INTERVIEWER

You and Philip K. Dick? Really?

LE GUIN

Berkeley High, thirty-five hundred kids. Big, huge school. Nobody knew Phil Dick. I have not found one person from Berkeley High who knew him. He was the invisible classmate.

INTERVIEWER

That could almost be taken from one of his novels. So you didn’t know him at all?

LE GUIN

No! We got into correspondence as adults. But I never met him physically.

Ursula Le Guin, Paris Review interview. (via bowiesongs)

(via aleskot)

"In the latter half of next year, Spectral Press will be publishing a book which will look at the influence of the great British innovator and writer of some of the most groundbreaking science fiction and horror television of the fifties, sixties, and seventies: We are the Martians – The Legacy of Nigel Kneale, edited by Neil Snowdon. A book of this nature has long been overdue. Well-known names are contributing to this volume, including Kim Newman, Ramsey Campbell, Tim Lucas, Stephen Volk, and many more, who will take an in-depth look at how Kneale’s work shaped their own writings as well as looking at the broader genre mediascape. There will be articles, essays, and interviews, and in the limited hardback edition we will be publishing for the first time one of Kneale’s unproduced screenplays. The concept artwork for the tome has been created by David Chatton Barker, and is reproduced above…"

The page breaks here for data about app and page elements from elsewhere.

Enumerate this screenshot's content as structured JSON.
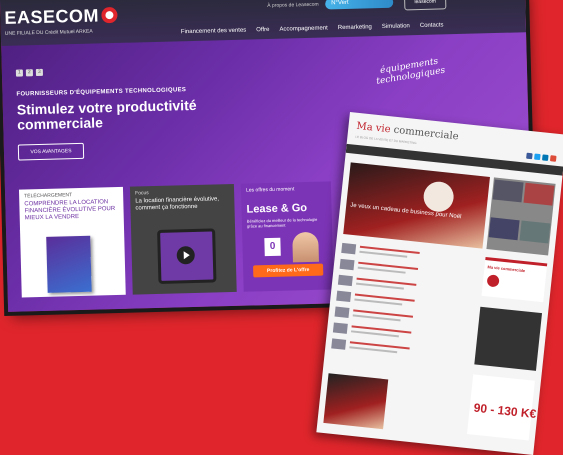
{
  "site1": {
    "logo": "EASECOM",
    "logo_sub": "UNE FILIALE DU Crédit Mutuel ARKEA",
    "util_link": "À propos de Leasecom",
    "phone": "N°Vert",
    "client_btn": "leasecom",
    "nav": [
      "Financement des ventes",
      "Offre",
      "Accompagnement",
      "Remarketing",
      "Simulation",
      "Contacts"
    ],
    "pager": [
      "1",
      "2",
      "3"
    ],
    "hero_kicker": "FOURNISSEURS D'ÉQUIPEMENTS TECHNOLOGIQUES",
    "hero_title": "Stimulez votre productivité commerciale",
    "hero_handwritten": "équipements technologiques",
    "hero_button": "VOS AVANTAGES",
    "card1": {
      "tag": "TÉLÉCHARGEMENT",
      "title": "COMPRENDRE LA LOCATION FINANCIÈRE ÉVOLUTIVE POUR MIEUX LA VENDRE"
    },
    "card2": {
      "tag": "Focus",
      "title": "La location financière évolutive, comment ça fonctionne"
    },
    "card3": {
      "tag": "Les offres du moment",
      "lease": "Lease & Go",
      "sub": "Bénéficiez du meilleur de la technologie grâce au financement",
      "zero": "0",
      "button": "Profitez de L'offre"
    }
  },
  "site2": {
    "title_main": "Ma vie",
    "title_rest": " commerciale",
    "tagline": "LE BLOG DE LA VENTE ET DU MARKETING",
    "hero_text": "Je veux un cadeau de business pour Noël",
    "ad_title": "Ma vie commerciale",
    "price": "90 - 130 K€"
  }
}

"I was sold on J. G. Ballard’s High Rise (1975) after the first ten words: “Later, as he sat on his balcony eating the dog…”

I didn’t care what the second half of that sentence would turn out to be; I was already there, sitting on the balcony. It’s not that I don’t like dogs, really, but more that here was a book that clearly had no qualms about its world, had the confidence to disarm probably half of its possible readers with the bleak and unnerving image of a human casually eating a dog on a balcony. If this is where Ballard began, I knew there would be hell to pay in what came after…”

ayearinthecountry:

TRAILS AND INFLUENCES FROM THE A YEAR IN THE COUNTRY PROJECT.

(via A Year In The Country: Day #195/365: World On A Wire; a curiously prescient Simulacron)

70sscifiart:

Interface trilogy cover art by Peter Andrew Jones, 1977.

(via darkmechanic)

"Author Daniel Keyes, 86, died June 15, 2014. Keyes is best known for his classic SF story “Flowers for Algernon” (F&SF, 1959), the bestselling 1966 novel expansion, and the film version Charly (1968)…"

sea-change:

MARY FUCKING SHELLEY.  ’oh, i’m a nineteen year old female in a world where females are basically valued only as mothers, grieving over the loss of my child, disowned by my father, in dire financial straights, stuck in a country that’s not my own, ignored and cheated on by my husband, and belittled by my husband’s friends?  how am i going to deal with this?  WHY DON’T I COMPLETELY CHANGE THE RULES OF LITERATURE, MOTHERFUCKERS?  AND WHILE I’M AT IT, I’LL SIMULTANEOUSLY INVENT AN ENTIRE NEW GENRE, AND WRITE THE FIRST NON-RELIGIOUS CREATION MYTH.’

(via o-atlas)